◆ **Requirement**
The result should be an exact copy of the entries below, free of pictures.

Page and application data records

════════════════════

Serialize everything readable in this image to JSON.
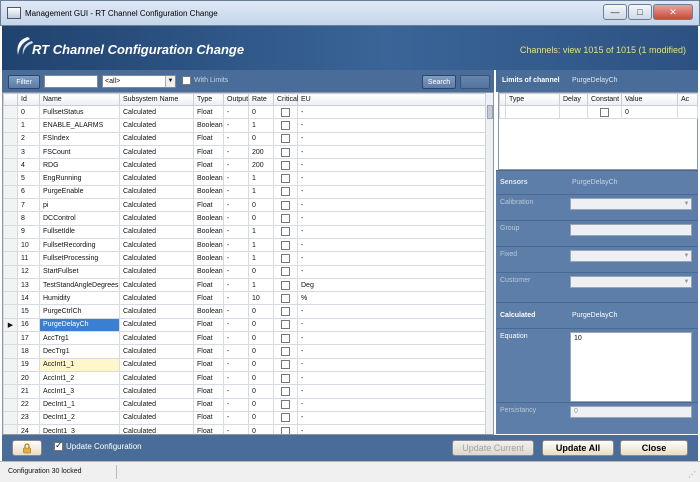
{
  "window": {
    "title": "Management GUI - RT Channel Configuration Change"
  },
  "header": {
    "title": "RT Channel Configuration Change",
    "channel_count": "Channels: view 1015 of 1015 (1 modified)"
  },
  "toolbar": {
    "filter_label": "Filter",
    "filter_value": "",
    "select_value": "<all>",
    "with_limits_label": "With Limits",
    "search_label": "Search",
    "reset_label": ""
  },
  "table": {
    "columns": [
      "Id",
      "Name",
      "Subsystem Name",
      "Type",
      "Output",
      "Rate",
      "Critical",
      "EU"
    ],
    "rows": [
      {
        "id": "0",
        "name": "FullsetStatus",
        "sub": "Calculated",
        "type": "Float",
        "output": "-",
        "rate": "0",
        "eu": "-"
      },
      {
        "id": "1",
        "name": "ENABLE_ALARMS",
        "sub": "Calculated",
        "type": "Boolean",
        "output": "-",
        "rate": "1",
        "eu": "-"
      },
      {
        "id": "2",
        "name": "FSIndex",
        "sub": "Calculated",
        "type": "Float",
        "output": "-",
        "rate": "0",
        "eu": "-"
      },
      {
        "id": "3",
        "name": "FSCount",
        "sub": "Calculated",
        "type": "Float",
        "output": "-",
        "rate": "200",
        "eu": "-"
      },
      {
        "id": "4",
        "name": "RDG",
        "sub": "Calculated",
        "type": "Float",
        "output": "-",
        "rate": "200",
        "eu": "-"
      },
      {
        "id": "5",
        "name": "EngRunning",
        "sub": "Calculated",
        "type": "Boolean",
        "output": "-",
        "rate": "1",
        "eu": "-"
      },
      {
        "id": "6",
        "name": "PurgeEnable",
        "sub": "Calculated",
        "type": "Boolean",
        "output": "-",
        "rate": "1",
        "eu": "-"
      },
      {
        "id": "7",
        "name": "pi",
        "sub": "Calculated",
        "type": "Float",
        "output": "-",
        "rate": "0",
        "eu": "-"
      },
      {
        "id": "8",
        "name": "DCControl",
        "sub": "Calculated",
        "type": "Boolean",
        "output": "-",
        "rate": "0",
        "eu": "-"
      },
      {
        "id": "9",
        "name": "FullsetIdle",
        "sub": "Calculated",
        "type": "Boolean",
        "output": "-",
        "rate": "1",
        "eu": "-"
      },
      {
        "id": "10",
        "name": "FullsetRecording",
        "sub": "Calculated",
        "type": "Boolean",
        "output": "-",
        "rate": "1",
        "eu": "-"
      },
      {
        "id": "11",
        "name": "FullsetProcessing",
        "sub": "Calculated",
        "type": "Boolean",
        "output": "-",
        "rate": "1",
        "eu": "-"
      },
      {
        "id": "12",
        "name": "StartFullset",
        "sub": "Calculated",
        "type": "Boolean",
        "output": "-",
        "rate": "0",
        "eu": "-"
      },
      {
        "id": "13",
        "name": "TestStandAngleDegrees",
        "sub": "Calculated",
        "type": "Float",
        "output": "-",
        "rate": "1",
        "eu": "Deg"
      },
      {
        "id": "14",
        "name": "Humidity",
        "sub": "Calculated",
        "type": "Float",
        "output": "-",
        "rate": "10",
        "eu": "%"
      },
      {
        "id": "15",
        "name": "PurgeCtrlCh",
        "sub": "Calculated",
        "type": "Boolean",
        "output": "-",
        "rate": "0",
        "eu": "-"
      },
      {
        "id": "16",
        "name": "PurgeDelayCh",
        "sub": "Calculated",
        "type": "Float",
        "output": "-",
        "rate": "0",
        "eu": "-"
      },
      {
        "id": "17",
        "name": "AccTrg1",
        "sub": "Calculated",
        "type": "Float",
        "output": "-",
        "rate": "0",
        "eu": "-"
      },
      {
        "id": "18",
        "name": "DecTrg1",
        "sub": "Calculated",
        "type": "Float",
        "output": "-",
        "rate": "0",
        "eu": "-"
      },
      {
        "id": "19",
        "name": "AccInt1_1",
        "sub": "Calculated",
        "type": "Float",
        "output": "-",
        "rate": "0",
        "eu": "-"
      },
      {
        "id": "20",
        "name": "AccInt1_2",
        "sub": "Calculated",
        "type": "Float",
        "output": "-",
        "rate": "0",
        "eu": "-"
      },
      {
        "id": "21",
        "name": "AccInt1_3",
        "sub": "Calculated",
        "type": "Float",
        "output": "-",
        "rate": "0",
        "eu": "-"
      },
      {
        "id": "22",
        "name": "DecInt1_1",
        "sub": "Calculated",
        "type": "Float",
        "output": "-",
        "rate": "0",
        "eu": "-"
      },
      {
        "id": "23",
        "name": "DecInt1_2",
        "sub": "Calculated",
        "type": "Float",
        "output": "-",
        "rate": "0",
        "eu": "-"
      },
      {
        "id": "24",
        "name": "DecInt1_3",
        "sub": "Calculated",
        "type": "Float",
        "output": "-",
        "rate": "0",
        "eu": "-"
      }
    ],
    "selected_marker": "▶"
  },
  "limits": {
    "title": "Limits of channel",
    "channel": "PurgeDelayCh",
    "columns": [
      "Type",
      "Delay",
      "Constant",
      "Value",
      "Ac"
    ],
    "row_value": "0"
  },
  "sensors": {
    "title": "Sensors",
    "channel": "PurgeDelayCh",
    "calibration_label": "Calibration",
    "group_label": "Group",
    "fixed_label": "Fixed",
    "customer_label": "Customer"
  },
  "calculated": {
    "title": "Calculated",
    "channel": "PurgeDelayCh",
    "equation_label": "Equation",
    "equation_value": "10",
    "persistancy_label": "Persistancy",
    "persistancy_value": "0"
  },
  "bottom": {
    "update_configuration_label": "Update Configuration",
    "update_current_label": "Update Current",
    "update_all_label": "Update All",
    "close_label": "Close"
  },
  "status": {
    "text": "Configuration 30 locked"
  }
}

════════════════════

◆ **Task solution**
Serialize everything readable in this image to JSON.
{
  "window": {
    "title": "Management GUI - RT Channel Configuration Change"
  },
  "header": {
    "title": "RT Channel Configuration Change",
    "channel_count": "Channels: view 1015 of 1015 (1 modified)"
  },
  "toolbar": {
    "filter_label": "Filter",
    "filter_value": "",
    "select_value": "<all>",
    "with_limits_label": "With Limits",
    "search_label": "Search",
    "reset_label": ""
  },
  "table": {
    "columns": [
      "Id",
      "Name",
      "Subsystem Name",
      "Type",
      "Output",
      "Rate",
      "Critical",
      "EU"
    ],
    "rows": [
      {
        "id": "0",
        "name": "FullsetStatus",
        "sub": "Calculated",
        "type": "Float",
        "output": "-",
        "rate": "0",
        "eu": "-"
      },
      {
        "id": "1",
        "name": "ENABLE_ALARMS",
        "sub": "Calculated",
        "type": "Boolean",
        "output": "-",
        "rate": "1",
        "eu": "-"
      },
      {
        "id": "2",
        "name": "FSIndex",
        "sub": "Calculated",
        "type": "Float",
        "output": "-",
        "rate": "0",
        "eu": "-"
      },
      {
        "id": "3",
        "name": "FSCount",
        "sub": "Calculated",
        "type": "Float",
        "output": "-",
        "rate": "200",
        "eu": "-"
      },
      {
        "id": "4",
        "name": "RDG",
        "sub": "Calculated",
        "type": "Float",
        "output": "-",
        "rate": "200",
        "eu": "-"
      },
      {
        "id": "5",
        "name": "EngRunning",
        "sub": "Calculated",
        "type": "Boolean",
        "output": "-",
        "rate": "1",
        "eu": "-"
      },
      {
        "id": "6",
        "name": "PurgeEnable",
        "sub": "Calculated",
        "type": "Boolean",
        "output": "-",
        "rate": "1",
        "eu": "-"
      },
      {
        "id": "7",
        "name": "pi",
        "sub": "Calculated",
        "type": "Float",
        "output": "-",
        "rate": "0",
        "eu": "-"
      },
      {
        "id": "8",
        "name": "DCControl",
        "sub": "Calculated",
        "type": "Boolean",
        "output": "-",
        "rate": "0",
        "eu": "-"
      },
      {
        "id": "9",
        "name": "FullsetIdle",
        "sub": "Calculated",
        "type": "Boolean",
        "output": "-",
        "rate": "1",
        "eu": "-"
      },
      {
        "id": "10",
        "name": "FullsetRecording",
        "sub": "Calculated",
        "type": "Boolean",
        "output": "-",
        "rate": "1",
        "eu": "-"
      },
      {
        "id": "11",
        "name": "FullsetProcessing",
        "sub": "Calculated",
        "type": "Boolean",
        "output": "-",
        "rate": "1",
        "eu": "-"
      },
      {
        "id": "12",
        "name": "StartFullset",
        "sub": "Calculated",
        "type": "Boolean",
        "output": "-",
        "rate": "0",
        "eu": "-"
      },
      {
        "id": "13",
        "name": "TestStandAngleDegrees",
        "sub": "Calculated",
        "type": "Float",
        "output": "-",
        "rate": "1",
        "eu": "Deg"
      },
      {
        "id": "14",
        "name": "Humidity",
        "sub": "Calculated",
        "type": "Float",
        "output": "-",
        "rate": "10",
        "eu": "%"
      },
      {
        "id": "15",
        "name": "PurgeCtrlCh",
        "sub": "Calculated",
        "type": "Boolean",
        "output": "-",
        "rate": "0",
        "eu": "-"
      },
      {
        "id": "16",
        "name": "PurgeDelayCh",
        "sub": "Calculated",
        "type": "Float",
        "output": "-",
        "rate": "0",
        "eu": "-"
      },
      {
        "id": "17",
        "name": "AccTrg1",
        "sub": "Calculated",
        "type": "Float",
        "output": "-",
        "rate": "0",
        "eu": "-"
      },
      {
        "id": "18",
        "name": "DecTrg1",
        "sub": "Calculated",
        "type": "Float",
        "output": "-",
        "rate": "0",
        "eu": "-"
      },
      {
        "id": "19",
        "name": "AccInt1_1",
        "sub": "Calculated",
        "type": "Float",
        "output": "-",
        "rate": "0",
        "eu": "-"
      },
      {
        "id": "20",
        "name": "AccInt1_2",
        "sub": "Calculated",
        "type": "Float",
        "output": "-",
        "rate": "0",
        "eu": "-"
      },
      {
        "id": "21",
        "name": "AccInt1_3",
        "sub": "Calculated",
        "type": "Float",
        "output": "-",
        "rate": "0",
        "eu": "-"
      },
      {
        "id": "22",
        "name": "DecInt1_1",
        "sub": "Calculated",
        "type": "Float",
        "output": "-",
        "rate": "0",
        "eu": "-"
      },
      {
        "id": "23",
        "name": "DecInt1_2",
        "sub": "Calculated",
        "type": "Float",
        "output": "-",
        "rate": "0",
        "eu": "-"
      },
      {
        "id": "24",
        "name": "DecInt1_3",
        "sub": "Calculated",
        "type": "Float",
        "output": "-",
        "rate": "0",
        "eu": "-"
      }
    ],
    "selected_marker": "▶"
  },
  "limits": {
    "title": "Limits of channel",
    "channel": "PurgeDelayCh",
    "columns": [
      "Type",
      "Delay",
      "Constant",
      "Value",
      "Ac"
    ],
    "row_value": "0"
  },
  "sensors": {
    "title": "Sensors",
    "channel": "PurgeDelayCh",
    "calibration_label": "Calibration",
    "group_label": "Group",
    "fixed_label": "Fixed",
    "customer_label": "Customer"
  },
  "calculated": {
    "title": "Calculated",
    "channel": "PurgeDelayCh",
    "equation_label": "Equation",
    "equation_value": "10",
    "persistancy_label": "Persistancy",
    "persistancy_value": "0"
  },
  "bottom": {
    "update_configuration_label": "Update Configuration",
    "update_current_label": "Update Current",
    "update_all_label": "Update All",
    "close_label": "Close"
  },
  "status": {
    "text": "Configuration 30 locked"
  }
}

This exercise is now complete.